The possibilities of technology use become even greater as students get more specified in their career interests. Many career and technical students have 3D printing, digital arts software, state of the art auto-diagnostic computer systems and more at their disposal. Schools can offer their students more with technology, including more customized learning options, more interactive textbooks through e-readers and tablets, video guides for homework help or studying, more stimulation for visual, kinesthetic and auditory learning and greater access to information.

Basic tech skills must be built at a young age in a world where regular essential tasks, such as applying to college and banking are done online. Cultivating tech skills gives students an advantage in all aspects of their lives and helps our nation to stay competitive. Government and grant programs are encouraging EdTech integration and data is driving the global economy. Everyday there are new and improved ways to integrate technology into learning at school and at home.

Technology has been a critical part of my education from elementary school to college and it is constantly evolving. As both a student and an employee, I’ve found the technology that I learned in school extremely helpful to be prepared for the next step in life. But young students today have an even greater advantage; because it is no longer just about learning technology, today technology can help students learn in countless other areas.

Friday Rundown 7.11.14

How do you feel about Common Core? It looks like you may have to ask yourself that question before stepping into the voting booth this November. The standards have sparked debates nation-wide and that won’t be changing now that there may be a “Stop Common Core” ballot line.

Also in the news, lunch standards, the E-Rate, pre-k and more.

Our view: Better access to summer meals makes sense (Auburn Citizen)

Michelle Obama Fights GOP On School Lunch Rules (Huffington Post)

A watershed moment for technology in education (Washington Post)

What libraries need from key U.S. technology program (Washington Post)

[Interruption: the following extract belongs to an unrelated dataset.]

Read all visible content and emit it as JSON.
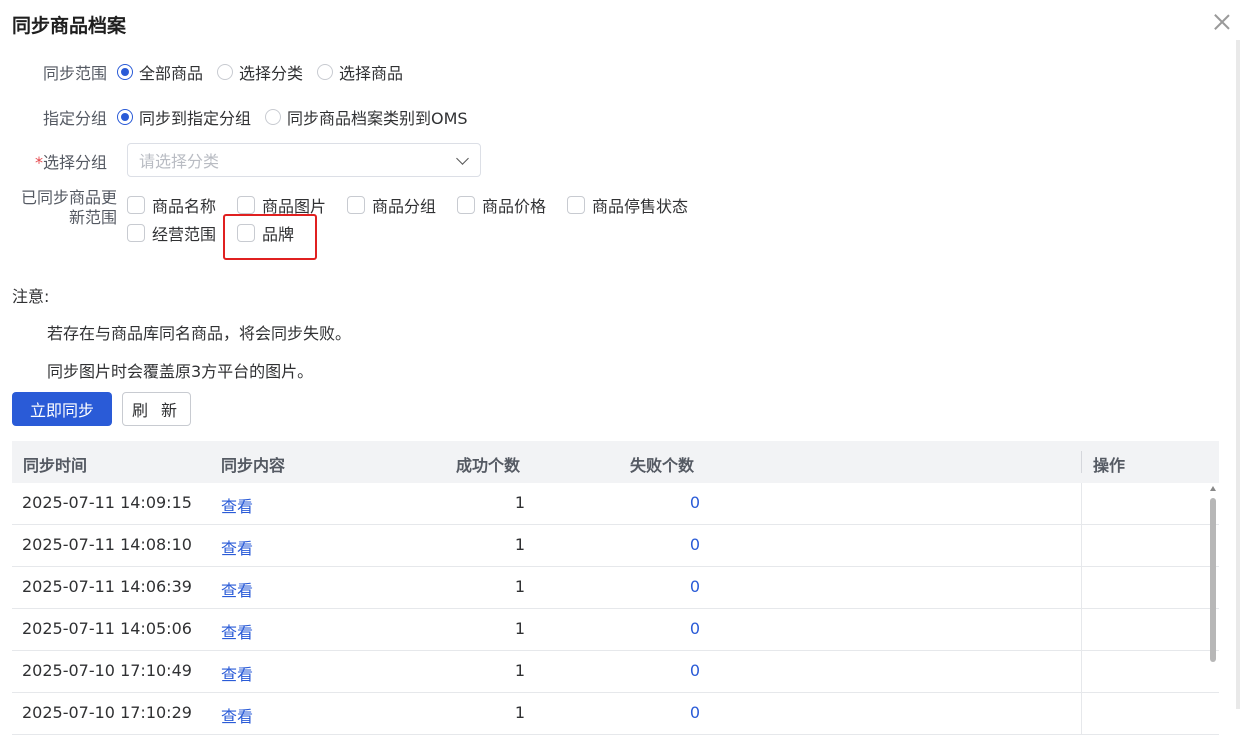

A grand (statewide) pre-K experiment (Capital New York)

Coalition outlines mandate-relief proposals (Plattsburgh Press Republican)

Values of education (Times Union)